Acer H7530D review
1,920x1,080 resolution, 2,000 ANSI lumens, 95x229x294mm, 3.2kg
Acer's H7530D DLP projector is compact, light and looks like a business projector. Don't let the bland white chassis and built-in speaker fool you, though. It has a Full HD 1080p resolution and plenty of movie-friendly features. It's also one of the few projectors we've seen that's light enough to easily put into its supplied carrying case, sling over your shoulder and take to a friend's place for a movie night.
The H7530D is one of the few projectors we've seen lately without a backlit remote control. A handy button on the remote - referred to in the documentation as "Acer Empowering Technology" - can be assigned to open one of three different menus. One opens a colour mode selection menu; a second, more business-like option lets you control an on-screen timer and timed alarm - handy if you want to use the projector to do a time-limited presentation - and the third mode provides quick access to the eco mode, high altitude and shutdown options.
Above the menu and navigation buttons are keys to controls the aspect ratio, cycle through various levels of digital zoom and switch input source. Below is a set of numeric keys that doubles as colour and brightness controls. The bottom banks of buttons let you choose your source input.
The Colour menu makes it easy to tweak your display settings, starting by changing display mode. You can also adjust brightness, contrast, gamma, colour temp, saturation, tint and all the usual fine configuration options. An advanced menu takes you to noise reduction and sharpness settings and allows you to enable dynamic contrast (called dynamic black) and disable brilliant colour.
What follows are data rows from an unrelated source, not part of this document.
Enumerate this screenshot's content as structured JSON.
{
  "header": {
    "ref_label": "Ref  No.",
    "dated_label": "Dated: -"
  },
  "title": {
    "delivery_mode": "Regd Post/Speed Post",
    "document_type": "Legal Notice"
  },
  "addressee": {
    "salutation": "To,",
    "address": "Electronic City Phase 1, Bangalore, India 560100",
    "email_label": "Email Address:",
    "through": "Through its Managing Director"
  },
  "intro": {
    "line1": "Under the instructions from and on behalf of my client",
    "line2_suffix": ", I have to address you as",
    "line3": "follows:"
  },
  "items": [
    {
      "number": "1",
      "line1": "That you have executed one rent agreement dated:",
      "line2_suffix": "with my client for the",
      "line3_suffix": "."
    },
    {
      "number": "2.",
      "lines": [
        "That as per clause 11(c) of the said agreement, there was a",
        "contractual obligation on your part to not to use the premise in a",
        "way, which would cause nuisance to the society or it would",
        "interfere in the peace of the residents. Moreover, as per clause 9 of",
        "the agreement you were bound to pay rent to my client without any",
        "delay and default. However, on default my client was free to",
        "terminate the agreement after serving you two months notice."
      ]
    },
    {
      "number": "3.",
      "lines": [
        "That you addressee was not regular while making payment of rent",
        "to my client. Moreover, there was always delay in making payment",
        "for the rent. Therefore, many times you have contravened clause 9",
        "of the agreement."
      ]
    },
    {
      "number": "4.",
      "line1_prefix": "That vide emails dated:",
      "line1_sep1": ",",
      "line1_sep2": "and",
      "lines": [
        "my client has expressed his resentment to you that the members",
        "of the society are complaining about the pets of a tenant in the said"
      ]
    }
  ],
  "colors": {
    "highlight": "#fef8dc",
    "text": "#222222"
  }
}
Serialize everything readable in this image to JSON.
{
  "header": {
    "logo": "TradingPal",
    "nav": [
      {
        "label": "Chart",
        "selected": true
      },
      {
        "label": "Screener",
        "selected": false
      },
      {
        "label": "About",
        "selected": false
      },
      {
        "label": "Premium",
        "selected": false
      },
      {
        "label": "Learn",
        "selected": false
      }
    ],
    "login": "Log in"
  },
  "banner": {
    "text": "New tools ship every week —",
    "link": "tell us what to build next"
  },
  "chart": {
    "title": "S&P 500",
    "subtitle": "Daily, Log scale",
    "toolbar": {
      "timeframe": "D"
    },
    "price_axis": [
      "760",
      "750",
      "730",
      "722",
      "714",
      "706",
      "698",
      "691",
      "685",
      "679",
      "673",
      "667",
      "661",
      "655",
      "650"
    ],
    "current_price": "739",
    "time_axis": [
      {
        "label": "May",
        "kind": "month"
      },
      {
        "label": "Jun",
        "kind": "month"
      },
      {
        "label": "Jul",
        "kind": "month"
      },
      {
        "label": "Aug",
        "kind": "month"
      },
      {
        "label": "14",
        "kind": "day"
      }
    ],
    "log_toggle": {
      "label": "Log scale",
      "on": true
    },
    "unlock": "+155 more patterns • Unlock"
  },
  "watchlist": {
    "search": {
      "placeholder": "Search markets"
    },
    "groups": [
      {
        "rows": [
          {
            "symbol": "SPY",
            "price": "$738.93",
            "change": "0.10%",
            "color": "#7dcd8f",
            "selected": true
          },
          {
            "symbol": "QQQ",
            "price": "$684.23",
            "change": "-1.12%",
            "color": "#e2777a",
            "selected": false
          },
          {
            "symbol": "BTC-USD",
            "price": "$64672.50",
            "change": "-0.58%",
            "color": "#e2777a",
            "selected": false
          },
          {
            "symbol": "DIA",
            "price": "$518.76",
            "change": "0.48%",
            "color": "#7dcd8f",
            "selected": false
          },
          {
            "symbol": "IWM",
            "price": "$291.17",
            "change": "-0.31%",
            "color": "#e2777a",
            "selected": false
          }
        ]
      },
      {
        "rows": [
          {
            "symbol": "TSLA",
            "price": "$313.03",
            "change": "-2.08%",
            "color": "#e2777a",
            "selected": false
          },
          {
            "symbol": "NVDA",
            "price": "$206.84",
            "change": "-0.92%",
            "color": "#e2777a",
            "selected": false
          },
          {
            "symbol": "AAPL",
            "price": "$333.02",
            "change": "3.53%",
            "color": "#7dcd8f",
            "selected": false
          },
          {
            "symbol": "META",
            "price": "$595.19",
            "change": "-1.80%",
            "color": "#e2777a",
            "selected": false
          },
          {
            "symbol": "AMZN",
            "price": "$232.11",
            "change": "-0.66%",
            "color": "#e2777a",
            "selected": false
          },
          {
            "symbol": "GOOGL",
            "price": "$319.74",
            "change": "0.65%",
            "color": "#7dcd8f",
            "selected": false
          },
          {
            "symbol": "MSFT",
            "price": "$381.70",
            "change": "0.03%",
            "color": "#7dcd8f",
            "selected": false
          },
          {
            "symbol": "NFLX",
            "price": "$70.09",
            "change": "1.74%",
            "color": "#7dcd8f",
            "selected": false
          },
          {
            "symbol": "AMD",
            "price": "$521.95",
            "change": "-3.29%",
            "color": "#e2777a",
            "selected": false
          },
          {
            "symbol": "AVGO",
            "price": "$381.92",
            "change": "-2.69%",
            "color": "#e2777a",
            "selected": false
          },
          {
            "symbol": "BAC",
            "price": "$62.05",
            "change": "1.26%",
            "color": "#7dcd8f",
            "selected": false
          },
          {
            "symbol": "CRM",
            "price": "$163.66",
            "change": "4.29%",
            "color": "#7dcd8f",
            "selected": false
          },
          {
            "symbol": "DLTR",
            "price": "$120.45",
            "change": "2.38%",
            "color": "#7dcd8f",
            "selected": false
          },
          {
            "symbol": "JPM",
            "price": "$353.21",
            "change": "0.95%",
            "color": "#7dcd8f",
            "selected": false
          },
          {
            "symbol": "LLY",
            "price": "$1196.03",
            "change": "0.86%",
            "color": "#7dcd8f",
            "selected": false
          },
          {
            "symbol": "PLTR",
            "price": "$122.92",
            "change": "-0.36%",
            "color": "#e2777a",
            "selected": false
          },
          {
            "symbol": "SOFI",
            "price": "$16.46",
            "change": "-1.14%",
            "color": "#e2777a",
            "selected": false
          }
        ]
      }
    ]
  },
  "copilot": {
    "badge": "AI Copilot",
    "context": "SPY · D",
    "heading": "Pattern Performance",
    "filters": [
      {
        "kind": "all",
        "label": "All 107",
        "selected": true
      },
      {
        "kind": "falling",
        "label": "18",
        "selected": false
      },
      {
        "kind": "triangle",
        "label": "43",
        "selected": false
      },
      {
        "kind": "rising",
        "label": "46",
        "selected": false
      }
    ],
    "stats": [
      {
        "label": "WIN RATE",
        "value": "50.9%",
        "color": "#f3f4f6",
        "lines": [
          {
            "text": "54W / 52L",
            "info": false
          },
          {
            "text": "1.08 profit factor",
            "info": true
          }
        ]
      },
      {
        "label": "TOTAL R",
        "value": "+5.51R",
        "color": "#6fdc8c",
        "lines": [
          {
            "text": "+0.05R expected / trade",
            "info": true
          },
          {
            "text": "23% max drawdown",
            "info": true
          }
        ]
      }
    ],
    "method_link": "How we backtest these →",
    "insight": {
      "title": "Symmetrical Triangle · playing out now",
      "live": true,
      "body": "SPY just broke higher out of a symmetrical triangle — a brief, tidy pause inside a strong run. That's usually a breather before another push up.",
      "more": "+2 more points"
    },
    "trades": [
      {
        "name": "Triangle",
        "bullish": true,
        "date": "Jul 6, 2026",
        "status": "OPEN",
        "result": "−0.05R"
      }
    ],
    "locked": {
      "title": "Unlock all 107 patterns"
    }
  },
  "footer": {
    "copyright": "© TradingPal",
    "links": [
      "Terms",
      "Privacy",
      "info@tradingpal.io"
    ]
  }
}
Dynamic contrast looks poor and the changes in picture are obvious to see as the scenes change on the film you're watching. We recommend turning it off.
We got the best results in movie mode, which produces rich but natural looking colours, although highlights can be a bit brash. Standard mode is a bit more muted, while dark cinema is little different to movie. Game mode is very bright and designed to bring the best out of your console.. These are the most useful options and most users should opt for a customised variant of the projector’s movie mode.
In terms of picture quality, the H7530D is pretty good. It suffers from the usual DLP rainbow effect in black and white scenes, but we didn’t see much of this in either our low- or high-contrast colour tests. We noticed some motion blur, though, both on our demanding moving image tests and in our real-word football match test – some motion blur even presented a slight rainbow edge, but it wasn’t as pronounced as that of some other DLP projectors. Typically for a DLP projector, it produced rich blacks and vivid colours in our high-contrast tests, but its gradated shading of dark colours isn’t the most subtle we’ve seen.
This is a lightweight, versatile and reasonably priced DLP projector, but it doesn’t do anything really exciting. The Samsung SP-A600B, although more expensive, is worth the extra cash.
|Lamp brightness||2,000 ANSI lumens|
|Lamp life in economy mode||4,000|
|Contrast ratio||40,000:1 dynamic|
|Max compressed resolution||1,920x1,080|
|Other aspect ratios||4:3|
|Max diagonal at 7ft||58in|
|Throw ratio||1.51:1 to 1.83:1|
|Projection distance||1.5m to 10m|
|Lens shift horizontal||0%|
|Lens shift vertical||0%|
|Special view modes||standard, movie, dark cinema, game, bright, presentation, sports, 1x user|
|Others inputs/outputs||USB, RS-232|
|Noise (in normal use)||30dB(A)|
|Internal speakers||yes (2W mono)|
|Extras||remote, carrying case, lens cap, cables (VGA, composite, power)|
|Remote special features||laser pointer|
|Power consumption standby||0W|
|Power consumption on||237W|
|Lamp cost (inc VAT)||£104|
|Lamp cost per hour of use||£0.05|
|Lamp cost per hour of use (economy)||£0.03|